Aug. 11 (UPI) -- Singer and guitarist Trini Lopez, most known for his 1960s recordings of "If I Had a Hammer" and "Lemon Tree" died on Tuesday of complications from COVID-19. He was 83.
Lopez died Tuesday in a hospital in Palm Springs, Calif., Joe Chavira, his songwriting and business partner, told The Hollywood Reporter.
Lopez was born Trinidad Lopez III in Dallas, to Mexican immigrants and began playing in bands at the age of 15.
His group Big Beats signed with Columbia Records in 1958 and he later went solo and signed his own deal with King Records in 1962. Lopez was later discovered by Frank Sinatra during a residency at Los Angeles nightclub PJ's and signed to his label Reprise Records in 1963.
Lopez's debut album "Trini Lopez at PJ's" featured a cover of, "If I Had a Hammer" that topped charts in multiple countries and reached No. 3 in the United States. His rendition of "Lemon Tree" also reached No. 20 in the U.S. in 1965.
Throughout his career, Lopez recorded more than 60 albums played a headlining show in Las Vegas and appeared in the 1967 film The Dirty Dozen.

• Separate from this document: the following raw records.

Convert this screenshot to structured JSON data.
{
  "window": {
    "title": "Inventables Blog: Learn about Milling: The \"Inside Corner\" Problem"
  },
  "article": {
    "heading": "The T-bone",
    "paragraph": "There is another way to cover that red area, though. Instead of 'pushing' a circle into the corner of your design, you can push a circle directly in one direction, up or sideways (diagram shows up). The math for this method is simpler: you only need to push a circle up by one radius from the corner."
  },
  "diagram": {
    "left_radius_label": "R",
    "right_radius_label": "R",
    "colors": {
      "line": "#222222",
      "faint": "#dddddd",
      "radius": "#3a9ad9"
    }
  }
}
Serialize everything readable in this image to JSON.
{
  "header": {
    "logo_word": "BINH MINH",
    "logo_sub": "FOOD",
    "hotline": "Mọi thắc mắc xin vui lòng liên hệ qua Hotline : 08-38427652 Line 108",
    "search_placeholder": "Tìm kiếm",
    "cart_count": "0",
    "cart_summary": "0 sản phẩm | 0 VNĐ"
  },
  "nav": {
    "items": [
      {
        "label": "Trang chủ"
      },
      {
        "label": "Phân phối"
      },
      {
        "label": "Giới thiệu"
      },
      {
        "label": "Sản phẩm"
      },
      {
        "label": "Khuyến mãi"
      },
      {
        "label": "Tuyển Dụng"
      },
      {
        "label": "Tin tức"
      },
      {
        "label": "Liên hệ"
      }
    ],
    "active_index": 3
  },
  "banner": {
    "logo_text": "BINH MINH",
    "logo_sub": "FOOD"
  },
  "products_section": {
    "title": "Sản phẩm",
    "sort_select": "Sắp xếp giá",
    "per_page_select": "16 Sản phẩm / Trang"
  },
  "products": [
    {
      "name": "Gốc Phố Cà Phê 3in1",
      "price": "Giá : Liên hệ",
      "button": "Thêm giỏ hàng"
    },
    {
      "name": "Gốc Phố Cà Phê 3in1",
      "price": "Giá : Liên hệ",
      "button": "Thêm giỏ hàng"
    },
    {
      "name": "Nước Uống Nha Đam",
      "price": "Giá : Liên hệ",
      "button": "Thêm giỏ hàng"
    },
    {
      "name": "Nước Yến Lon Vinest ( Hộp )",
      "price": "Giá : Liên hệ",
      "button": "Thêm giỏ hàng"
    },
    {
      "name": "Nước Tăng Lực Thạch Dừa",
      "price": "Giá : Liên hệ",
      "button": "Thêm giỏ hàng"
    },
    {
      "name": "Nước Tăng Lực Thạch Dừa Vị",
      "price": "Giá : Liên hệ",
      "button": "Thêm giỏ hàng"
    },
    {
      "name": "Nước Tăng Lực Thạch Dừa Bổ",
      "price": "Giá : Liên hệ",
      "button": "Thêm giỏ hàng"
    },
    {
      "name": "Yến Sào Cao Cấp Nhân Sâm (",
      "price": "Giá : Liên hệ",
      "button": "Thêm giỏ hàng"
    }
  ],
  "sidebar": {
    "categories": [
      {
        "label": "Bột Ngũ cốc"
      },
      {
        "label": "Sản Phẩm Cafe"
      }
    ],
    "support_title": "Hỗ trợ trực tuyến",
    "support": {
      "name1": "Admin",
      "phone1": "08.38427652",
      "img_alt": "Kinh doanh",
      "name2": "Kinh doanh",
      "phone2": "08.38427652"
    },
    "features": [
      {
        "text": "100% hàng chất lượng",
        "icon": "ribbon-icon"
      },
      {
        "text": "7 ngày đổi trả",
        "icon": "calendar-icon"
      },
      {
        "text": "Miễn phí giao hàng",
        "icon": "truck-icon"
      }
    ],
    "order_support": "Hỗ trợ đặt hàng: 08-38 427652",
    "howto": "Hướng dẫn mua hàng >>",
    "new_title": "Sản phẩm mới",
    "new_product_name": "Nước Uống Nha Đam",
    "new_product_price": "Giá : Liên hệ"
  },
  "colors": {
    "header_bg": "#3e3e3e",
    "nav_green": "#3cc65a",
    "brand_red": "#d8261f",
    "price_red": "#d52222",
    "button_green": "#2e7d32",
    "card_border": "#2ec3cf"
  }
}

A documentary about his life titled My Name Is Lopez is in postproduction.